    You get a little less smoke flavor with a dry smoke but it is still delicious.
     
  13. I'm an RF guy and don't use water in my smoker, also have an ECB, made a bunch of mods and don't use water in it either 

    Gary
     
  14. art a

    art a Newbie

    Meathead at amazingribs.com explains it much better than I.....but ...perhaps he's wrong.

    http://amazingribs.com/tips_and_technique/what_goes_in_the_water_pan.html
     
  15. fwismoker

    fwismoker Master of the Pit

    Art I don't buy into everything meathead has to say although he's right on much. There's water in wood chunks, and tons in the meat, and depending where you live plenty in th air so no need for water in a wsm. Like the mule said it's a fuel waster...Imo the reason it was made with one is to make it useable right out of the box for folks New to smoking meats.
    Water in a pan does NOT keep meat from dying out....although braising in something like foil will.
     
  16. art a
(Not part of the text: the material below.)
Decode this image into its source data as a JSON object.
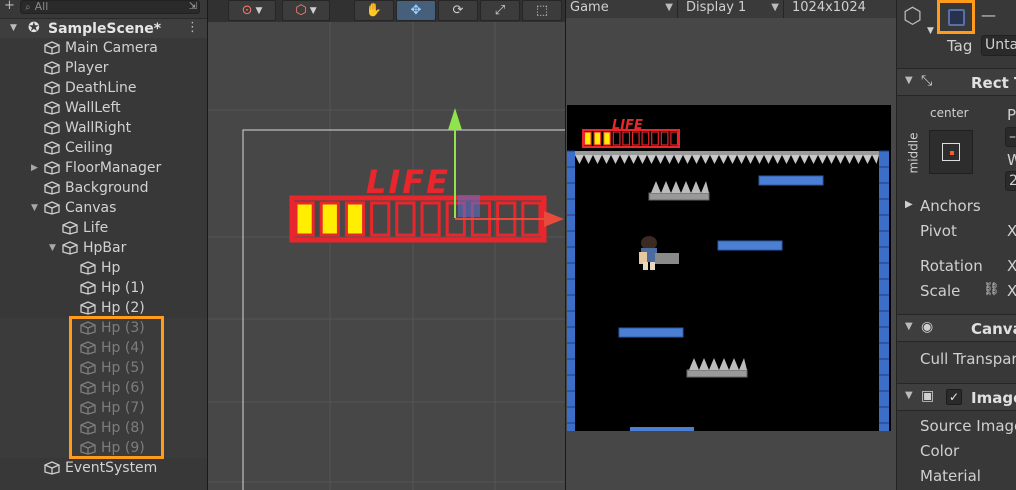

    art a Newbie

    FWIsmoker

    I'm convinced you're absolutely right about Meathead not being right all the time. I'm sure he's not. My only point was that when it comes to bbq and smoking, there's not a lot of hard and fast rules. It is more a matter of creativity and personal preference. And, I never said water in the pan will keep meat from drying out. All I said was it's a matter of personal preference and water in the pan can increase moisture in the meat. There's a bunch of info and studies out there that will back that up. I joined this forum to learn and help when I can....not argue. So let's cook some good food and have a good time.[​IMG]
     
  17. timberjet
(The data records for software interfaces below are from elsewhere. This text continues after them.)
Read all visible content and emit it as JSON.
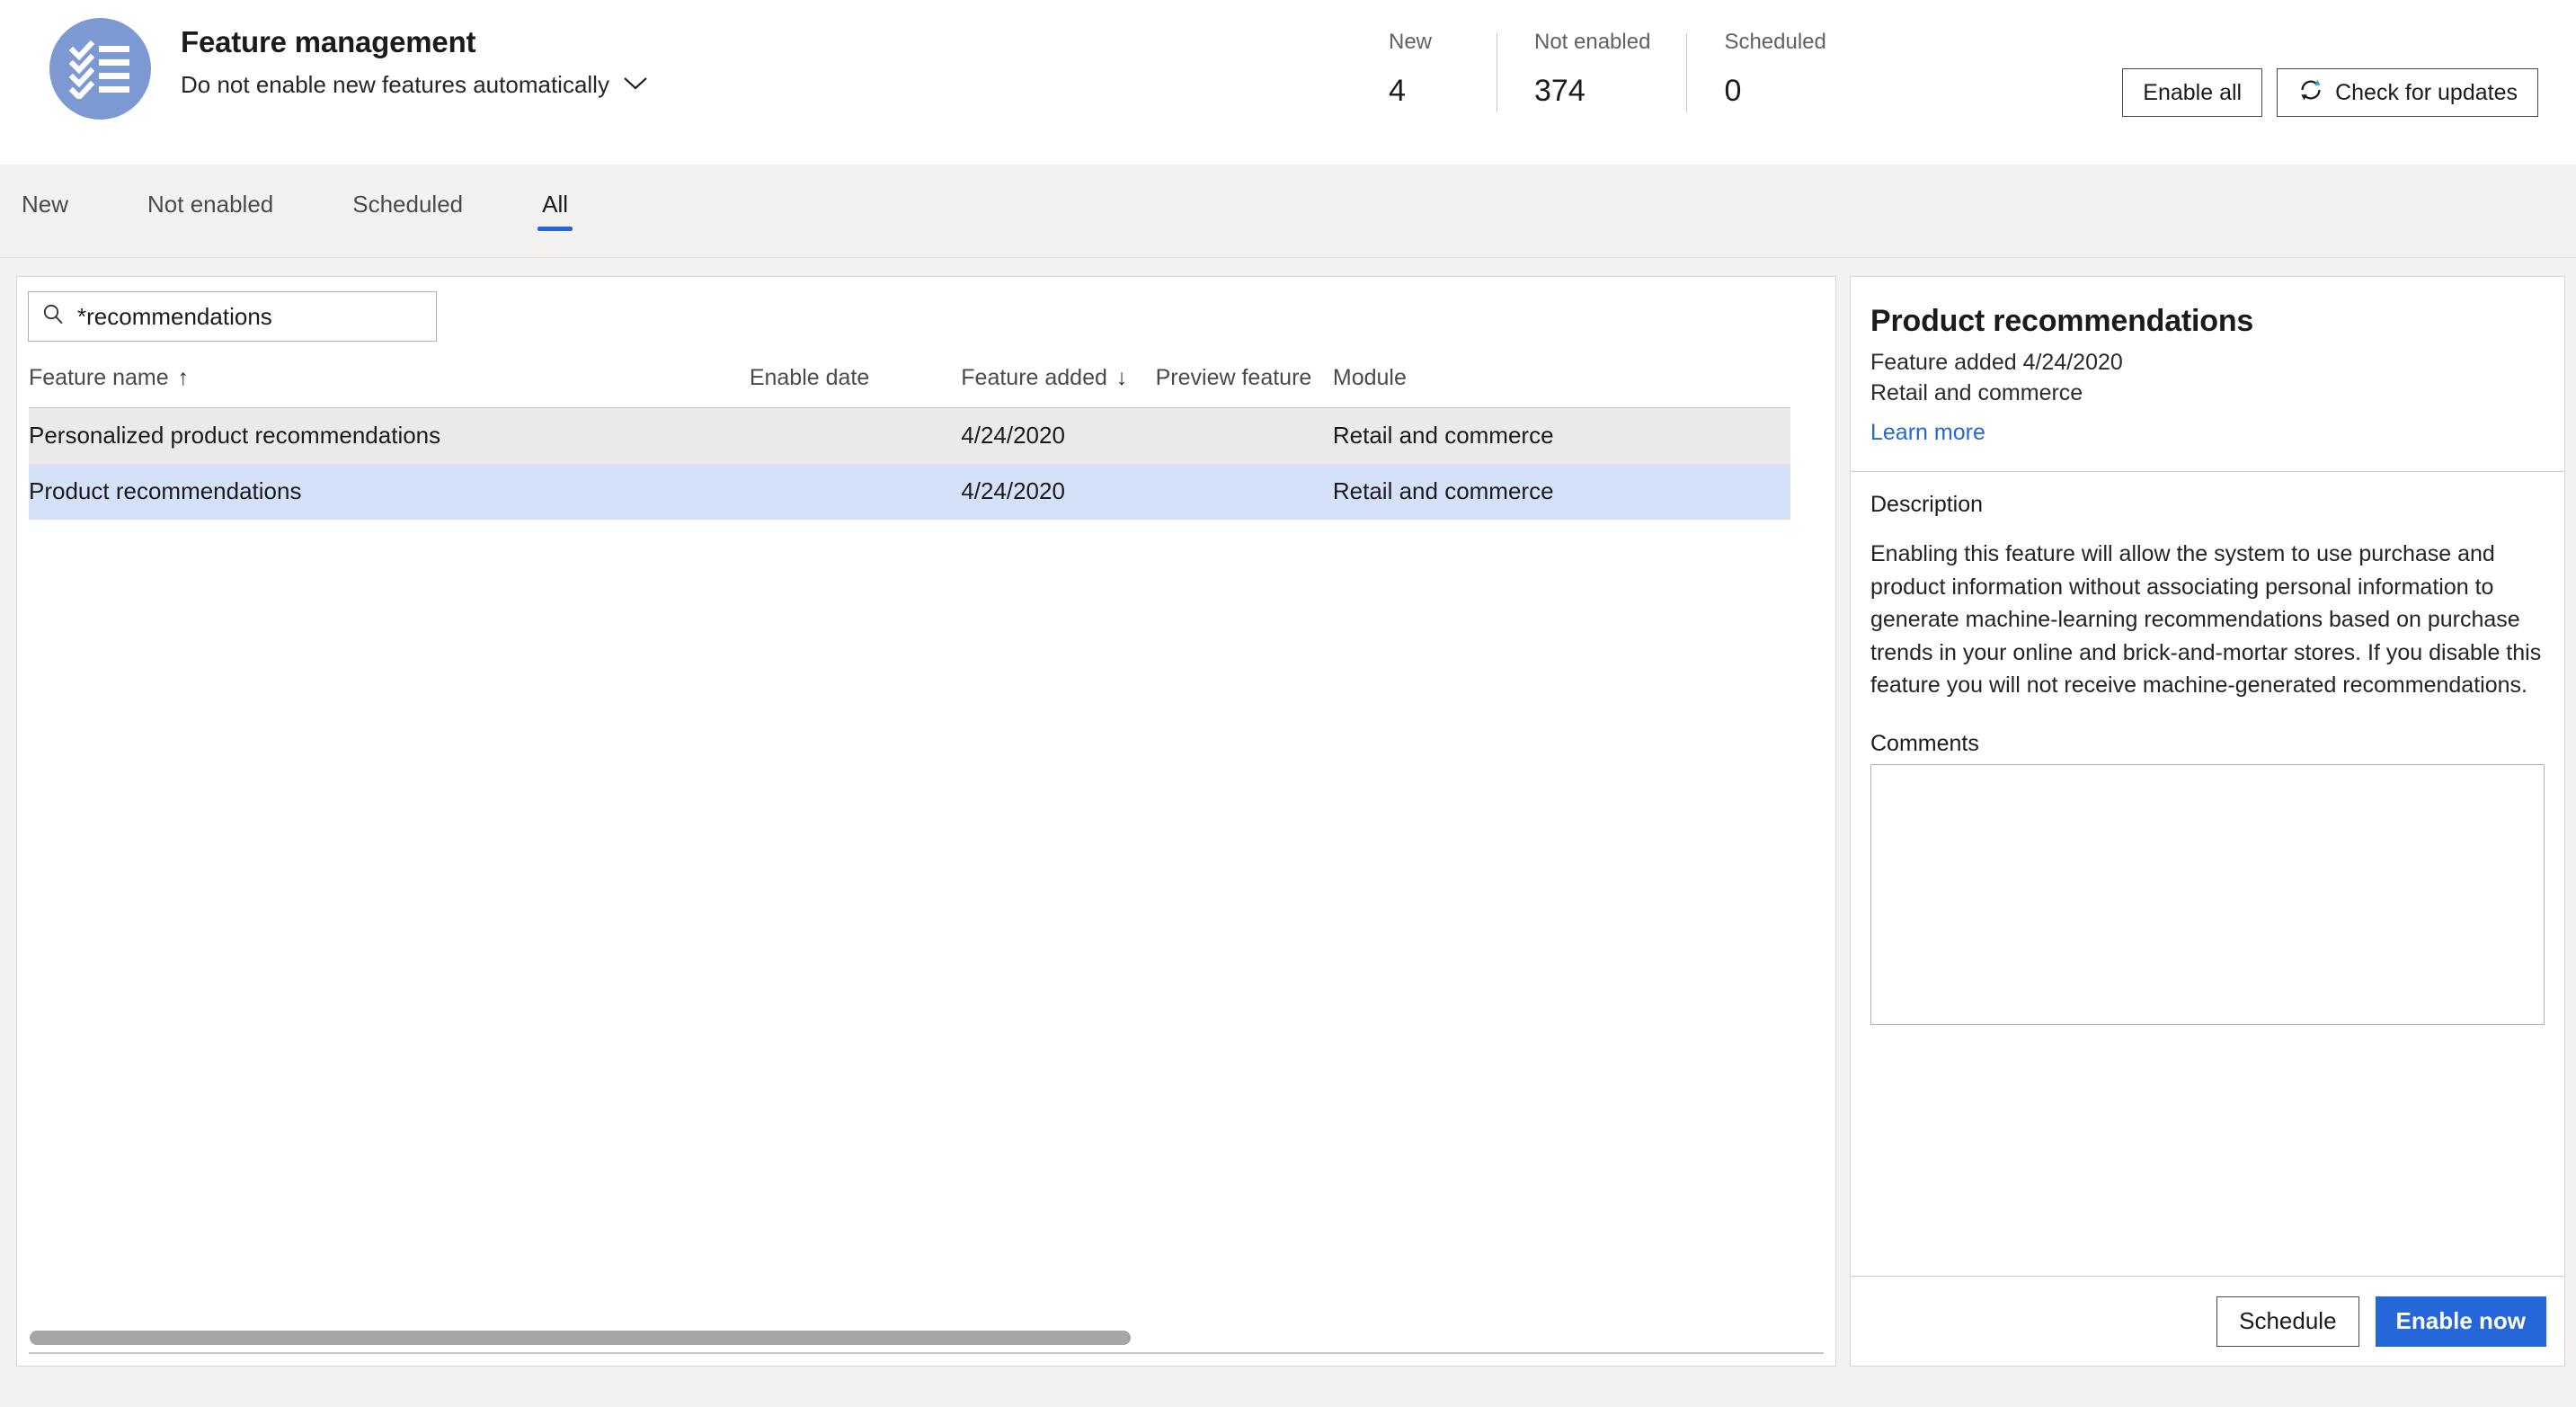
{
  "header": {
    "app_icon": "checklist-icon",
    "title": "Feature management",
    "subtitle": "Do not enable new features automatically",
    "subtitle_chevron": "chevron-down-icon",
    "stats": [
      {
        "label": "New",
        "value": "4"
      },
      {
        "label": "Not enabled",
        "value": "374"
      },
      {
        "label": "Scheduled",
        "value": "0"
      }
    ],
    "buttons": {
      "enable_all": "Enable all",
      "check_updates": "Check for updates",
      "check_updates_icon": "refresh-icon"
    }
  },
  "tabs": [
    {
      "label": "New",
      "active": false
    },
    {
      "label": "Not enabled",
      "active": false
    },
    {
      "label": "Scheduled",
      "active": false
    },
    {
      "label": "All",
      "active": true
    }
  ],
  "search": {
    "icon": "search-icon",
    "value": "*recommendations",
    "placeholder": "Filter"
  },
  "table": {
    "columns": [
      {
        "label": "Feature name",
        "sort": "ascending",
        "sort_glyph": "↑"
      },
      {
        "label": "Enable date",
        "sort": "none",
        "sort_glyph": ""
      },
      {
        "label": "Feature added",
        "sort": "descending",
        "sort_glyph": "↓"
      },
      {
        "label": "Preview feature",
        "sort": "none",
        "sort_glyph": ""
      },
      {
        "label": "Module",
        "sort": "none",
        "sort_glyph": ""
      }
    ],
    "rows": [
      {
        "feature_name": "Personalized product recommendations",
        "enable_date": "",
        "feature_added": "4/24/2020",
        "preview_feature": "",
        "module": "Retail and commerce",
        "selected": false
      },
      {
        "feature_name": "Product recommendations",
        "enable_date": "",
        "feature_added": "4/24/2020",
        "preview_feature": "",
        "module": "Retail and commerce",
        "selected": true
      }
    ]
  },
  "detail": {
    "title": "Product recommendations",
    "added_line": "Feature added 4/24/2020",
    "module_line": "Retail and commerce",
    "learn_more": "Learn more",
    "description_label": "Description",
    "description": "Enabling this feature will allow the system to use purchase and product information without associating personal information to generate machine-learning recommendations based on purchase trends in your online and brick-and-mortar stores. If you disable this feature you will not receive machine-generated recommendations.",
    "comments_label": "Comments",
    "comments_value": "",
    "schedule_button": "Schedule",
    "enable_now_button": "Enable now"
  },
  "colors": {
    "accent": "#2566d8",
    "icon_blue": "#7C99D4",
    "selected_row": "#d5e1f8",
    "alt_row": "#ebeae8",
    "chrome_bg": "#f3f2f1"
  }
}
    timberjet Master of the Pit

    I have noticed meathead friggin ripping my posts lately? I mean come on man get an agenda of your own.
     
  18. timberjet
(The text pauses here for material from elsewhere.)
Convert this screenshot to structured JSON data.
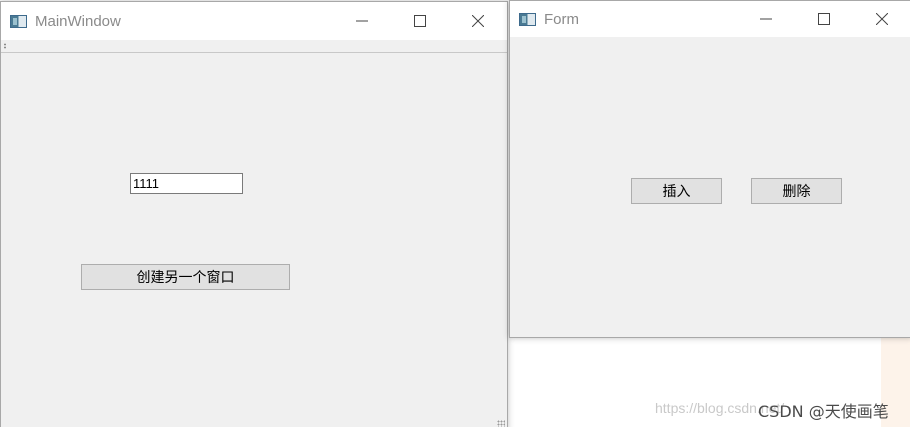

    timberjet Master of the Pit

    I meant to specify. from this website. I do not belong to that other website.
     
  19. The question was how to get 325° and your thread says this will help you hold 225° so I am thinking this link is useless for high heat in a WSM. Then this thread is about chicken and crispy skin. You need to dry the skin to get it crispy. If we are to believe that the water pan adds moisture to the meat that is strike 2 for your link.

    I am not hear to argue. I try to help every chance I can and learn from others. So this is just my


     Happy smoken.

    David
     
  20. fwismoker

    fwismoker Master of the Pit

    You didn't say that about meat drying out...Meathead did. Lol.      If a water pan can increase moisture in meat I'd love to know how meat I cook without a pan is noticeably more moist then others using one.   Not buying those "studies" I gotta say.

    Just can't imagine getting moisture meat...chicken/Turkey is flooded wet with no brine or water pan. Pork butts etc...are the same way so if a pan of water can increase meat moisture everyone  would be using one imho.

    Back to topic ( sorry) for the side track OP.... Like mule says no water for chickens especially. 

    No pan at all, spatchcock, cook skin side down half way through, cook 350 or more if you can and start out with dry skin.  Overnight in fridge could help you.
     
    Last edited: Jan 21, 2015

Share This Page